If all this had made you nervous then fret not. Behavioural Psychologist Jo Hemmings and Jane Howard, Managing Director at NatWest, have some tips on how to avoid falling prey to scammers online and even in emotionally charged situations. It doesn’t mean you have to close yourself off to new people, or become horribly cynical and suspicious. It’s just about taking the time for yourself to be sure that you’re making the right decision to keep yourself safe.
Have a watch of this video and find out how you can make simple changes to help protect yourself from scammers and to see the speed dating in action:
(Did you spot me?)
I’m sure you’re all keen to know whether or not I met any potential partners!
Well, this was a bit of a tricky one. On the one hand I wanted to tick yes to everyone just to see who matched with me, (for research purposes obviously), but in the end I decided that that would be a bit misleading for people, given that I’m not actually looking to date anyone in London.
I did tick yes to a couple of people who I thought might make fun friends, and one was a match, but then the Original Dating site teases you – ‘five people ticked yes for you!’ Only you can’t see them, because you didn’t pick them.
So maybe true love really WAS just around the corner. Or perhaps I avoided a scammer? I guess we’ll never know…
Images – Yulia Grigoryeva/shutterstock, Lotte Meijer on Unsplash and Kira auf der Heide on Unsplash
I think you have to live by this Golden Rule………if it seems to good to be true…then it probably is
Ooh what a sneaky twist, it’s sad to think that there’s people out there that would actually do this and they’d do it in such a subtle way!
It’s scary to think about! I am SO trusting generally, I would never suspect!

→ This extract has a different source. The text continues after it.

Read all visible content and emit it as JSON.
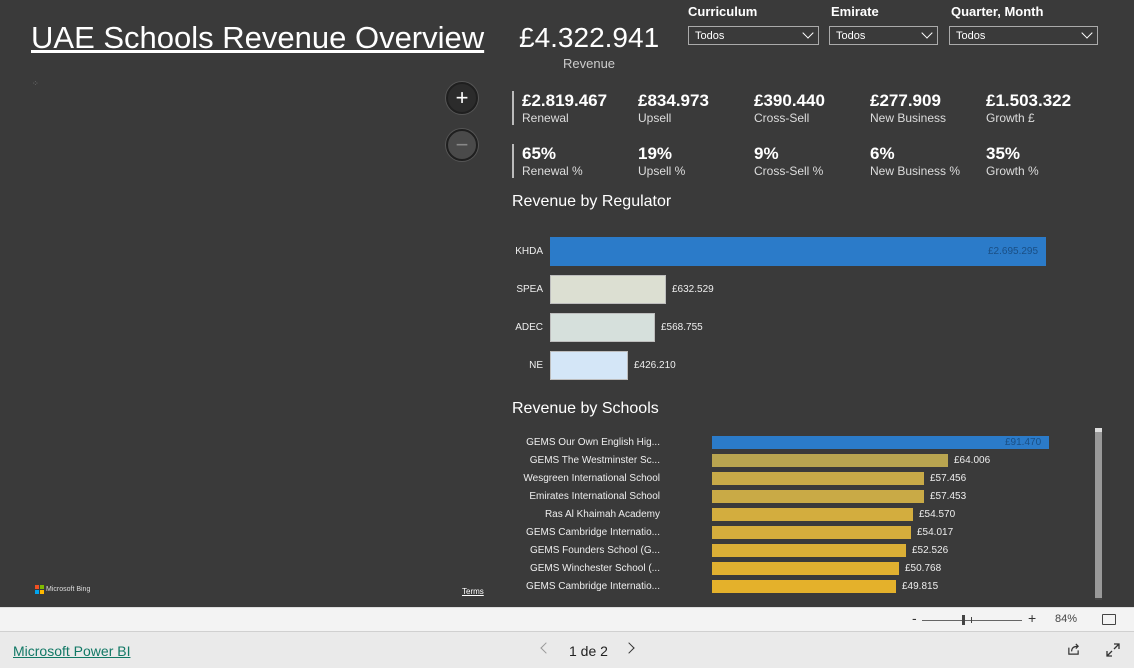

I’m always paranoid about giving out personal information, I was stalked on-line by an ex-colleague which was rather unsettling. , hence I always try to use an alias when commenting on blog posts, don’t use my real DOB when filling in on-line forms for competitions, and generally try not to leave too much of a traceable footprint. In cases where I’ve inadvertently used my full name, I have actually contacted bloggers to ask them to remove my comment.